less, might do. If, however, we In a great commercial country, should go this quarter of the way temporary alternations of prosperity back ;-although we shall relieve and adversity are to be expected ; about 20,000,000 of the population, but an alternation of twenty years' we shall offend some grand prinadversity is such an anomaly in the ciple of political economy. And the history of commerce, that it is worth country, some appear to think, ought wbile not only to ascertain, but to to be the second consideration only proclaim, to all whom it mav con- in a case like this. cern, the causes of it. Without a Others, without any disrespect to knowledge of the causes, it is vain the principles of political economy to think of removing the effects. when they are prudently adapted to
Nothing could have proved the existing circumstances, venture to futility of such an attempt, more differ from this opinion; and to than the reduction after reduction think, when the principles of poliof taxation since the peace, appa- tical economy, and the interests of rently without avail. The industry the people clash-that the people of this country is in a worse condi- should have the preference; and that, tion tban in 1814, when we were in such a case, such principles are nominally paying £40,000,000 more much more profitable in the breach taxation than at present. It is be- than in the observance. The procause the taxation of the war was prietors of the Agricultural Magaonly nominal in its amount, while zine are of the latter opinion. dow it is real. One bushel of wheat, But it is not the altered currency one yard of cloth, and one day's alone of which there is cause to labour would have paid somewhere complain.
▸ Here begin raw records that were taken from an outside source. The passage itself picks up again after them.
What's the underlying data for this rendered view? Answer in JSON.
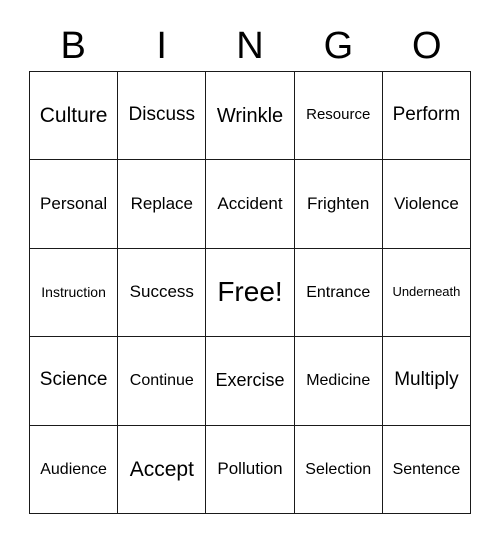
{
  "card": {
    "header_letters": [
      "B",
      "I",
      "N",
      "G",
      "O"
    ],
    "free_space_label": "Free!",
    "columns": 5,
    "rows": 5,
    "colors": {
      "background": "#ffffff",
      "border": "#1a1a1a",
      "text": "#000000"
    },
    "grid": [
      [
        {
          "label": "Culture",
          "size": 21
        },
        {
          "label": "Discuss",
          "size": 19
        },
        {
          "label": "Wrinkle",
          "size": 20
        },
        {
          "label": "Resource",
          "size": 15
        },
        {
          "label": "Perform",
          "size": 19
        }
      ],
      [
        {
          "label": "Personal",
          "size": 17
        },
        {
          "label": "Replace",
          "size": 17
        },
        {
          "label": "Accident",
          "size": 17
        },
        {
          "label": "Frighten",
          "size": 17
        },
        {
          "label": "Violence",
          "size": 17
        }
      ],
      [
        {
          "label": "Instruction",
          "size": 14
        },
        {
          "label": "Success",
          "size": 17
        },
        {
          "label": "Free!",
          "size": 28
        },
        {
          "label": "Entrance",
          "size": 16
        },
        {
          "label": "Underneath",
          "size": 13
        }
      ],
      [
        {
          "label": "Science",
          "size": 19
        },
        {
          "label": "Continue",
          "size": 16
        },
        {
          "label": "Exercise",
          "size": 18
        },
        {
          "label": "Medicine",
          "size": 16
        },
        {
          "label": "Multiply",
          "size": 19
        }
      ],
      [
        {
          "label": "Audience",
          "size": 16
        },
        {
          "label": "Accept",
          "size": 21
        },
        {
          "label": "Pollution",
          "size": 17
        },
        {
          "label": "Selection",
          "size": 16
        },
        {
          "label": "Sentence",
          "size": 16
        }
      ]
    ]
  }
}
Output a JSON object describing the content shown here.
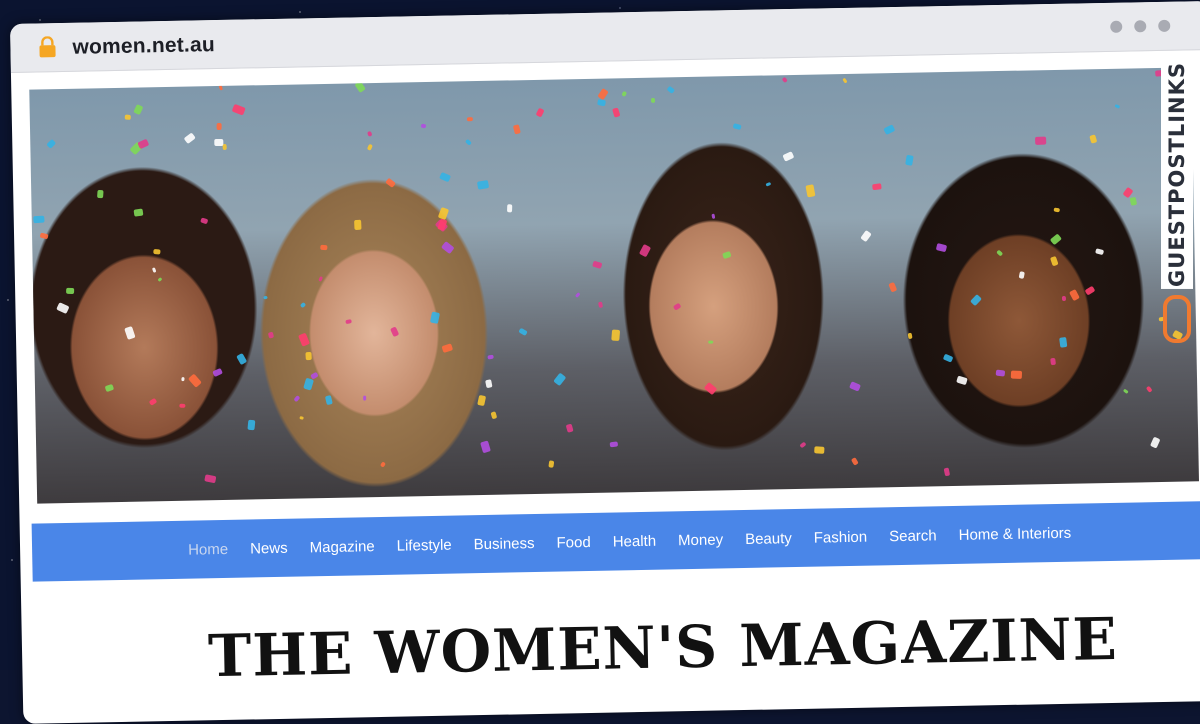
{
  "browser": {
    "url": "women.net.au"
  },
  "watermark": {
    "text": "GUESTPOSTLINKS"
  },
  "hero": {
    "image_description_icon": "hero-photo"
  },
  "nav": {
    "items": [
      {
        "label": "Home",
        "active": true
      },
      {
        "label": "News"
      },
      {
        "label": "Magazine"
      },
      {
        "label": "Lifestyle"
      },
      {
        "label": "Business"
      },
      {
        "label": "Food"
      },
      {
        "label": "Health"
      },
      {
        "label": "Money"
      },
      {
        "label": "Beauty"
      },
      {
        "label": "Fashion"
      },
      {
        "label": "Search"
      },
      {
        "label": "Home & Interiors"
      }
    ]
  },
  "page": {
    "title": "THE WOMEN'S MAGAZINE"
  },
  "colors": {
    "nav_bg": "#4a86e8",
    "lock": "#f5a623",
    "watermark_accent": "#f07a30"
  }
}
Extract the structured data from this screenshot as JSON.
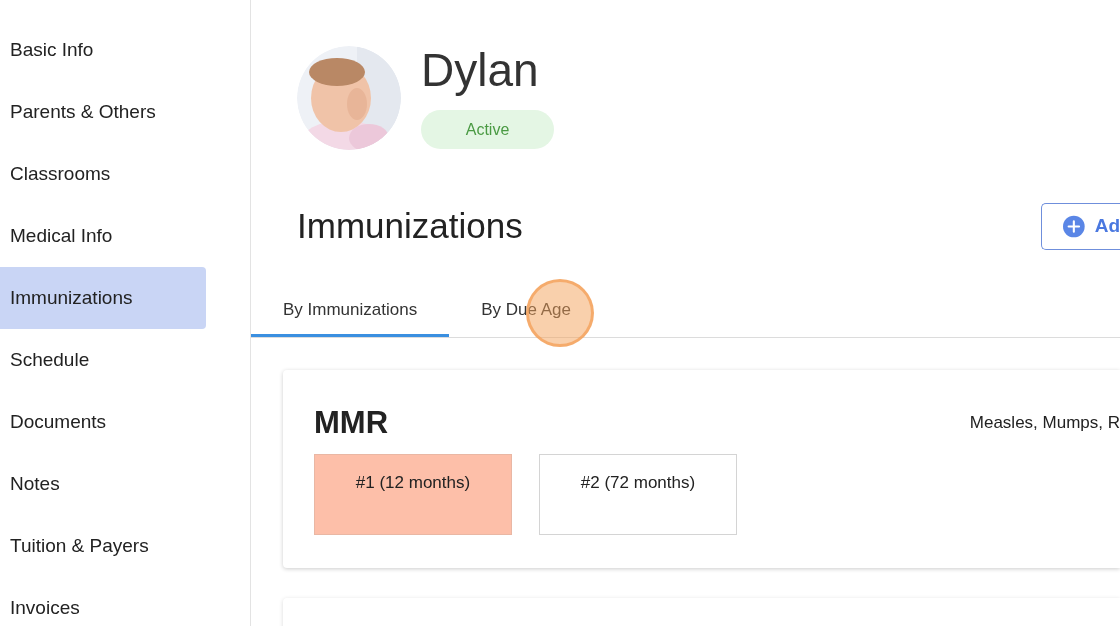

The following, among about double the taxation, debts and other causes, will be found to have engagements, that they will pay aggravated the distress : the recinow. The one was a paper taxa. procity system, so called ; unequal tion, the other is a gold one. The taxation; withholding the necessary one was a high amount out of high protection from vested capital, and means, the other is a high amount labour ; incautious and unseasonout of low means.
able regulations in commercial matThis state of things has been ters. These subjects, therefore, will brought about, mainly, by the likewise command and receive must changes in the currency. Scarcely anxious consideration. any one denies the evils that have It was said by a witness before been occasioned by these changes; the Agricultural Committee of 1833, for no one denies that the prices of alluding to the ruin which was going things depend on the quantity of on: that “ half the forest had been currency circulating in the country: felled, and that we must patiently and it is agreed that these violent 'await the felling of the other half.” changes would not have been made Let those who are content with this, if their consequences had been fore. submit to it. Let others who are